It won’t be too inappropriate the odd historical link between Bombay and this song. One has to go almost 187 years back to September 1814, when newly independent united states was at battle with BRITAIN again during the war of 1812, a two-year war that set the boundaries between the us and Canada.
By august 1814, the British forces seemed to be in the ascendant. They had had a number of successes, most notably, the sacking of Washington where they burned the capitol, the White House and the offices of Treasury Departments on august 24, 1814. From there they moved on Baltimore, attacking fort McHenry in Baltimore harbour from September 11 to 13.
Just before the battle, Dr William Beanes, a local magistrate in the town of upper Marlboro near Baltimore had stragglers from the British forces thrown in jail. one of them escaped and reported Beanes’s action, which the British commander took as a hostile action. A detachment of British soldiers went to upper Marlboro to take Dr Beanes into custody. As soon as they heard about this, two of Dr Beanes’s friends, Francis Scott Key, a Baltimore lawyer and colonel John Stuart Skinner went to Baltimore to plead for Dr Beanes’s release with the British commander.
He agreed, but detained the Americans aboard one of his troop ships, the HMS Minden until the attack was over, to prevent them passing on any military information to the American Army. The attack was fierce and to the Americans watching the bombardment from the boat, it seemed like the fort was likely to surrender.
As the sun went down, Key saw that the large red, white and blue flag of the new republic was still flying from the fort, and expected that by the next morning it would have gone as a sign of the fort’s surrender. But when morning came, the Americans were amazed to see the flag still flying, although scarred from the battle.

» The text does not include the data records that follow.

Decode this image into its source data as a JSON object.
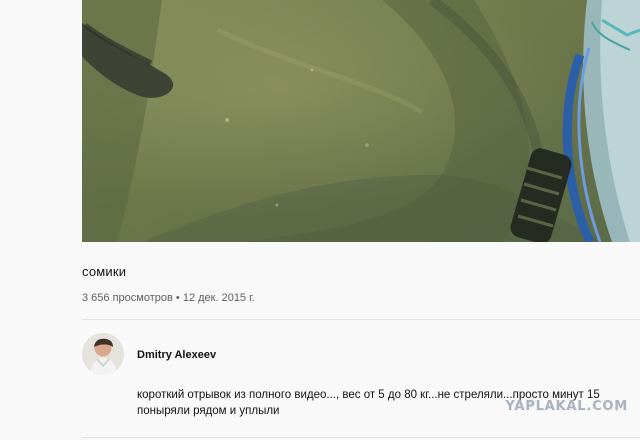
{
  "video": {
    "title": "сомики",
    "views": "3 656 просмотров",
    "separator": "•",
    "date": "12 дек. 2015 г."
  },
  "owner": {
    "channel_name": "Dmitry Alexeev"
  },
  "description": {
    "text": "короткий отрывок из полного видео..., вес от 5 до 80 кг...не стреляли...просто минут 15 поныряли рядом и уплыли"
  },
  "watermark": {
    "text": "YAPLAKAL.COM"
  },
  "colors": {
    "page_background": "#f9f9f9",
    "underwater_green": "#6f7845",
    "muted_text": "#606060",
    "watermark": "#a9b2bd"
  }
}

Key was so moved by this sight that he wrote these words right where he was on the ship: “Oh say can you see, by the dawns early light what so proudly we hailed by the twilight’s last gleaming whose broad stripes and bright stars, through the perilous fight, o’er the ramparts we watched, were so gallantly streaming and the rockets’ red glare, the bombs bursting in air, gave proof through the night that our flag was still there.
Oh say, does that star-spangled banner yet wave o’er the land of the free and the home of the brave?” he later finished the poem back on land, and published it, anonymously, as “The Defense of Fort McHenry” in the Baltimore Patriot on September 20, 1814.
It was quickly reprinted elsewhere, then set to music and renamed the star spangled banner.” It became one of the most popular American Patriotic songs, finally being officially made the National Anthem relatively recently, on March 3, 1931.
And what about the Bombay connection?
The HMS Minden from where Key saw the bombardment was constructed in Bombay by the incredible Parsi Ship Builder of Wadia Shipping Corporation
(an ancestor to Nusli Wadia of ‘Bombay Dyeing Mills’ today) at the Duncan Docks in Bombay Harbour, which is still an active dry dock in the Naval Dockyard.
The HMS Minden was the first ship from India that was commissioned into the Royal Navy, where she saw active service around the world, including during the war of 1812. She had a somewhat ignominous end, serving in Hong Kong as a Seamen’s Hospital until she was declared too old for use and broken apart there.
The next time you hear The Star Spangled Banner playing, you can remember the origin of the birth place of The American National Anthem, abroad the HMS Minden constructed by the foremost Pioneer Parsi of The Wadia Ship Building Corporation.